Monday, 27 February 2012

Short Story or Novel?

As an E-published short story writer and aspiring author myself I sit on both sides of the fence. In an effort to gain some clarity I invited the excellent author David Bishop to share his thoughts on short stories Vs novel length fiction. Here is what he had to say.

Is the story you want to tell one best told in short form or in the long novel form, or perhaps the tweener, a novella? Generally speaking, this decision will be mostly intuitive, but it will also be influenced by what you want to do with it.

I am a novelist of mysteries. I prefer that length because it provides the room to flesh out characters and build plot.  The novel provides the space to salt real clues that point the discerning reader toward the antagonist, while also scattering about a few red herrings designed to have the reader believe someone else is the dastardly villain, perhaps the butler, only to later learn the butler had been the only honorable character in the story.

I write short stories for one of two primary reasons:  I post short stories to the blog page on my website, to illustrate my writing skills with the hope readers will choose to graduate to one of my novels. I also write short stories to train myself to write leaner, that is, to trim off the fat of excess words that fails to advance the story. We have all read fiction where we skip ahead a paragraph or more to advance our reading past whatever element of the story the author has overwritten. Descriptions of people, places, and things need to paint a word picture that allows the reader to see those elements of the story, and to invoke the reader’s senses. At the same time, these descriptions and backstory must be kept short enough to hold the reader’s interest. This principle increases in importance as that person, place or thing decreases in importance. The reader does not need to know about the round white aphids on the full abundant verdant rose leaves, if only the red rose bush is integral to the story.

I set up parameters for short stories before I begin to write, imagining them as training exercises. This forces me to trim off the word-fat as I write and edit. For example, I once wrote a three sentence description of a female director of the U.S. Central Intelligence Agency, and then shortened it thus: she had the look of a librarian and the heart of a cobra. Lean. The readers then interpret, subconsciously perhaps, their take on the look of a librarian and the absence of a caring heart in a cobra.
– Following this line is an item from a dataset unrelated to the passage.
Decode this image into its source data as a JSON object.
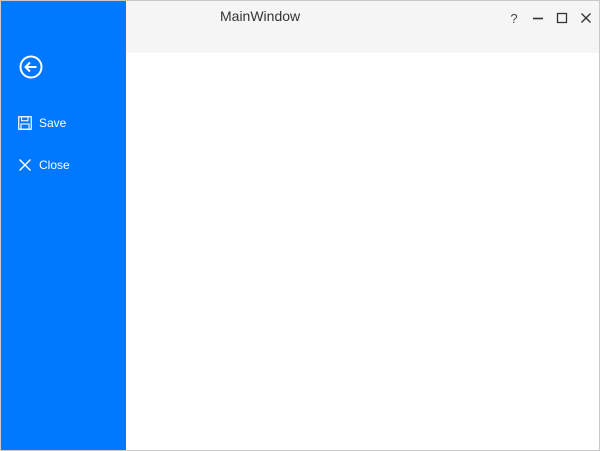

An example of this lean style can be found in personal blog post. Before beginning that short, The Bijou, I set these parameters: not to exceed 500 words about a woman alone in a closed and boarded up movie theater. My first draft had 610 words, my final edition 499. I cut out nothing, just trimmed the word-fat out of the sentences.
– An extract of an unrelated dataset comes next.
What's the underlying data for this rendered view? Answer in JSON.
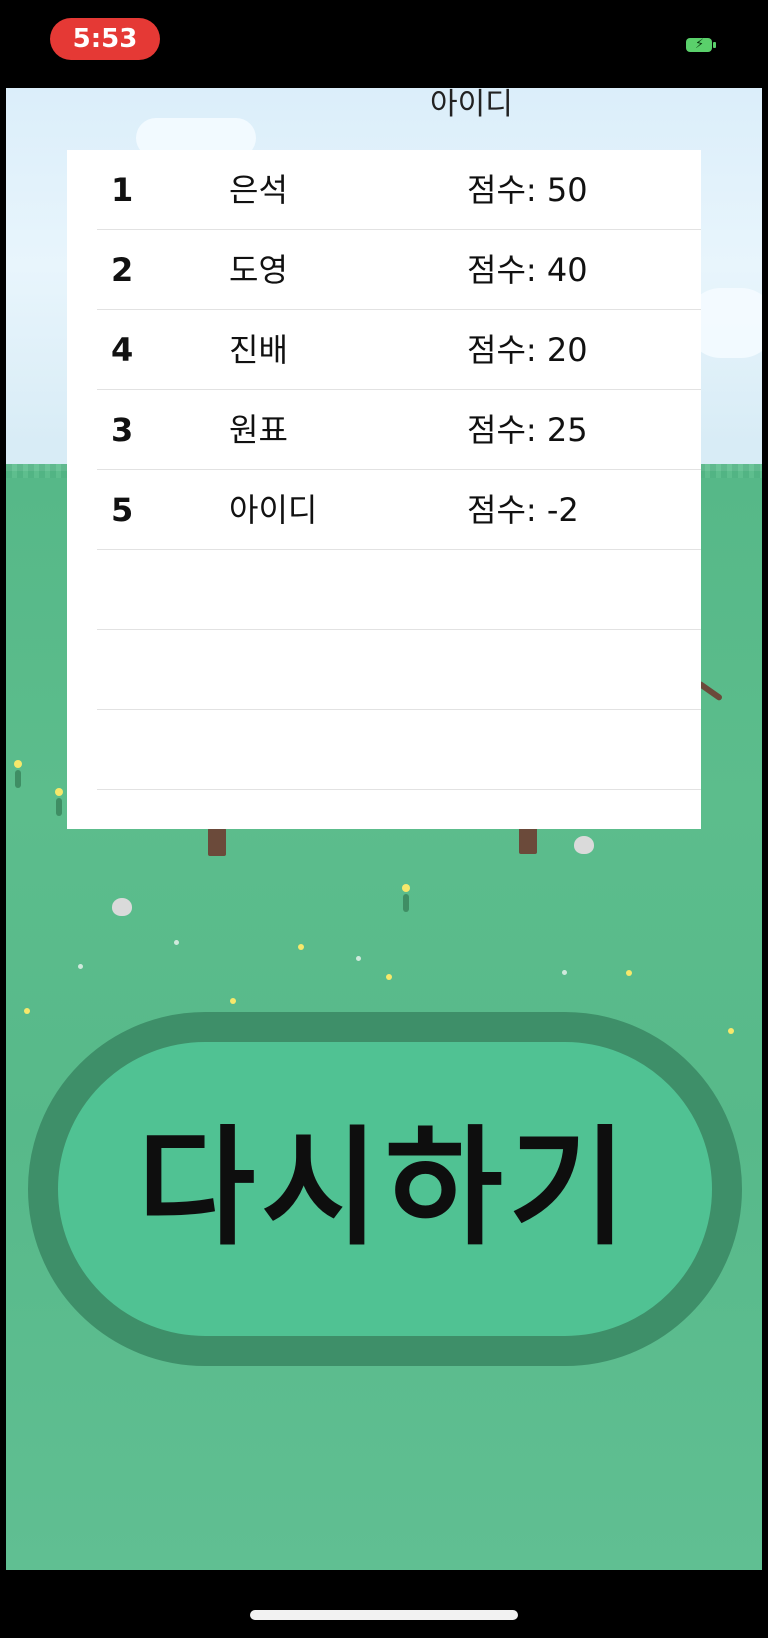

How do I use this “leanness” when writing novels? Novels are long-form fiction and whether a given book totals 60,000 or 90,000 words alone does not say the story missed its mark. However, this length freedom often leads to: twelve words instead of ten in the previous sentence—so what? Two sentences about something that does not advance the story or endear the character to the reader—so what? Too much of that sort of thing causes yawns, and, if it continues, will lead to that novel becoming a wall-banger, just before the reader reaches for an alternative novel. So, I like to write lean, or perhaps I should say leaner. Some fat enhances the flavor, but too much ruins the taste for the all important reader.
To learn more about David Bishop please visit his website or check out his latest novel The Third Coincidence 


  1. Interesting, David. Thanks for sharing these wise words. I read Stephen King's On Writing a while ago and the main tip it took from it was, "Omit unnecessary words." I try to do that in most things I write but, as you said, a novel requires a bit of fat. I'm working on my novel at the moment and I'm trying to include that...but I'm finding it hard. I'm sure it will come.


  2. Thanks guys. This rang so many bells in my head I'm having trouble hearing the radio.

    George Clayton Johnson (the author of Logans Run and Ocean's Eleven -- both so much darker and better by far than the movies made of thos titles, including the Rat Pack version and Clooney's movies and the weak ass adaptation done for Logan's Run disaster)told me once, "If a single sentence or even a single word in your story doesn't advance the plot -- you're doing it wrong."
    The prime example of this philosophy, I think, is Elmore Leonard who does flesh out his novels more -- but not so much they lose the impact of his shorter works.

  3. Tremendously informative this. It's something I have at the forefront of my mind each time I write. My motto: "Cut the bullshit, let's get it on!" :-)

    Thanks for your poignant take on leanness, David, and cheers to Graham for hosting.

    I'll be spreading the word on this.


  4. I also write short stories to train myself to write leaner, that is, to trim off the fat of excess words that fails to advance the story.

    Agree wholeheartedly. It's amazing what you can cut if you pretend you have no choice but to excise 10% of your word count. Makes the writing stronger.

    Thanks for sharing your process, David, and thanks for the post, Graham!

  5. My thanks go to David for writing this piece and to all who have commented.

    It's a very informative piece which has obviously rung a lot of bells with you all.